The expectations are high; it's been two years since John Lasseter (mastermind of Pixar) took over Disney animation, and we're only just now beginning to see the films he's guided through that department.
The buzz on Bolt thus far has been negative in most circles, not because of the quality but because of the troubled pre-production (Disney fired the original creator and revamped the story).
Still, based on what was screened this morning at Comic-Con, it looks to be quite a step up for a studio that has been creatively stagnant for years. While Bolt feels like a Pixar carbon-copy, the twenty minutes that were screened seems to capture a lot of their charm. Visually, it's really quite gorgeous. The directors wanted it to feel hand painted, even though it's completely digital animation, so they developed software to emulate the brush strokes of traditional animation ... so much software in fact that they have anywhere from 3 to 15 patents pending from the U.S. government.
The story line is cute if somewhat contrived: a dog named Bolt is the star of an action packed television show.

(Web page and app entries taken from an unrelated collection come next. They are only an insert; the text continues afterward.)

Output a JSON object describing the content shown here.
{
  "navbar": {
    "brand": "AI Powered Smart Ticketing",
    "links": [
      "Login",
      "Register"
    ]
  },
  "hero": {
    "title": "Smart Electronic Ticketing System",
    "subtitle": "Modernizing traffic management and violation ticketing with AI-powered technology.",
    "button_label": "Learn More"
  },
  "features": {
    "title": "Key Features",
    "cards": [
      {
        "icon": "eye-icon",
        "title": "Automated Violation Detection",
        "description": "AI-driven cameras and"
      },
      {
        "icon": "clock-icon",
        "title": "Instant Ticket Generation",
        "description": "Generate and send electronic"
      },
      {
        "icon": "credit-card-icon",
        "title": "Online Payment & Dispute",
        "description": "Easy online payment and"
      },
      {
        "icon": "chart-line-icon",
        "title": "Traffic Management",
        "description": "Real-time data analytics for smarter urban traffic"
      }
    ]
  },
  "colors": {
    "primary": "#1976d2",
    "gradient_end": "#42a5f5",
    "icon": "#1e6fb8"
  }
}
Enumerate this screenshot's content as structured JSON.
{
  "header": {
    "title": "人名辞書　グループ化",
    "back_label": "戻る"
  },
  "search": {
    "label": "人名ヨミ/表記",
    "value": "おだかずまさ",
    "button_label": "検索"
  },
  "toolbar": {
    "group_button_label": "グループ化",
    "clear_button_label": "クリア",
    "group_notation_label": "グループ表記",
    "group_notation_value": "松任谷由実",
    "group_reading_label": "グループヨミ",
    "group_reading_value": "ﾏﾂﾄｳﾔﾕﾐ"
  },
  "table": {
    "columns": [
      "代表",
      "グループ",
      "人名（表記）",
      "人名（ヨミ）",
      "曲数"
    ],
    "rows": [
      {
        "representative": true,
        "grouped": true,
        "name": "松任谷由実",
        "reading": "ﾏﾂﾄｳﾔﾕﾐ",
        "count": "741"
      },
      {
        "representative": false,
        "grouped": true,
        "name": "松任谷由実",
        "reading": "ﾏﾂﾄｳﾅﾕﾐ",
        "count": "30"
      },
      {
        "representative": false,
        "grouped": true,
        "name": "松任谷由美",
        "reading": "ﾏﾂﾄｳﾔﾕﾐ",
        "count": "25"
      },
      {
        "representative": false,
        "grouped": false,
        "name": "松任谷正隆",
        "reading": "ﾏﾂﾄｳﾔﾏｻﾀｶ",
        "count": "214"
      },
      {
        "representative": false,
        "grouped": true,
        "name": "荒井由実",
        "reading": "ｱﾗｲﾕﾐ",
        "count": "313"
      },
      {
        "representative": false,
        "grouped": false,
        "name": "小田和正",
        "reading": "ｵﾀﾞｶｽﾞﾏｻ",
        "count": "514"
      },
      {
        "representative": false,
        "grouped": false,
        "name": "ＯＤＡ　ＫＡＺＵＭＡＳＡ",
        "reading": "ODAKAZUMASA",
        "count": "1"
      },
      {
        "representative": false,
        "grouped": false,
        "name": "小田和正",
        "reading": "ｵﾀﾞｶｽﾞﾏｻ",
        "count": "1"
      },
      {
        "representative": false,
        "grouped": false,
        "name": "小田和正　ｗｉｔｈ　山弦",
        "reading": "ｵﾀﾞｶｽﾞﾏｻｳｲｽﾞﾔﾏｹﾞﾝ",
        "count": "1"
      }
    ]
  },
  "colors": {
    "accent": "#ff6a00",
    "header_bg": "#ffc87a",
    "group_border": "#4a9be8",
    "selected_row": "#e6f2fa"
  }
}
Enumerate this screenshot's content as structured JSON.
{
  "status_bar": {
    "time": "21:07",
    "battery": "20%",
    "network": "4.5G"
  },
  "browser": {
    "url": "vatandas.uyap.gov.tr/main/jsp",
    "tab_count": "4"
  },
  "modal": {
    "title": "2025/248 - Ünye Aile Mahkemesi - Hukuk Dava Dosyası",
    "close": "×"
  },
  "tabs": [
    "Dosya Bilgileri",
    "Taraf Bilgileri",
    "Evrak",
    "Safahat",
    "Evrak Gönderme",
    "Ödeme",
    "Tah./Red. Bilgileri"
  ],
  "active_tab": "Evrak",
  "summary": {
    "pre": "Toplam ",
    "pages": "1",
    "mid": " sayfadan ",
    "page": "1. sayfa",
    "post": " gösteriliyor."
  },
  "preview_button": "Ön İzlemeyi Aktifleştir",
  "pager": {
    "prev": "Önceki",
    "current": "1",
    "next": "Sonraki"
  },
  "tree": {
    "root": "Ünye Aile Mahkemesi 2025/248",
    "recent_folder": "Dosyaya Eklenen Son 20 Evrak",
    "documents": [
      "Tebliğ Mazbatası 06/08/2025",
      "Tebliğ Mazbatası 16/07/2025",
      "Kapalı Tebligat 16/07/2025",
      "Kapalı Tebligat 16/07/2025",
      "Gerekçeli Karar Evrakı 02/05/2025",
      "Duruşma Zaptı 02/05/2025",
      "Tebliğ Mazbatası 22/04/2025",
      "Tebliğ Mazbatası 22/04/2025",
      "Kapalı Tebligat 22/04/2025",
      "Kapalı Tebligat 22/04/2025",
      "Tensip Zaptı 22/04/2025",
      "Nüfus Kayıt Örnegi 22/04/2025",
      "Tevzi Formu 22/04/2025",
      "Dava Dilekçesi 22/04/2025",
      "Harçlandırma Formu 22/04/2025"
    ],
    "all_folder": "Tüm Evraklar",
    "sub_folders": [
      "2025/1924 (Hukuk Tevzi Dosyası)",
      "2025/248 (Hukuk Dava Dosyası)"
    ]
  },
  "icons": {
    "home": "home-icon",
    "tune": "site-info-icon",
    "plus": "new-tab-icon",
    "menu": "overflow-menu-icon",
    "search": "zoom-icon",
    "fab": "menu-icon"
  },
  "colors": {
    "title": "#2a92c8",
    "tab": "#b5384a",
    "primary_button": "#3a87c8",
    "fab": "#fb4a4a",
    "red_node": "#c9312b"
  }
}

He's a super-dog, complete with super-strength, a sonic bark, and lazer beam-shooting eyes. The catch is, Bolt thinks it's all real, until he is accidentally lost on a location shoot and is forced to realize he's just a normal dog. Along with a cat and hamster, he must travel back to Hollywood and ... well, I think you get the idea.
The humor and directing in Bolt are spot on ... like Pixar films it seems to really think about the scenarios and characters that its story creates and utilize their unique quirks for laughs and tears.
This doesn't look to be the film to herald another golden age of Disney, but it's a step in the right direction.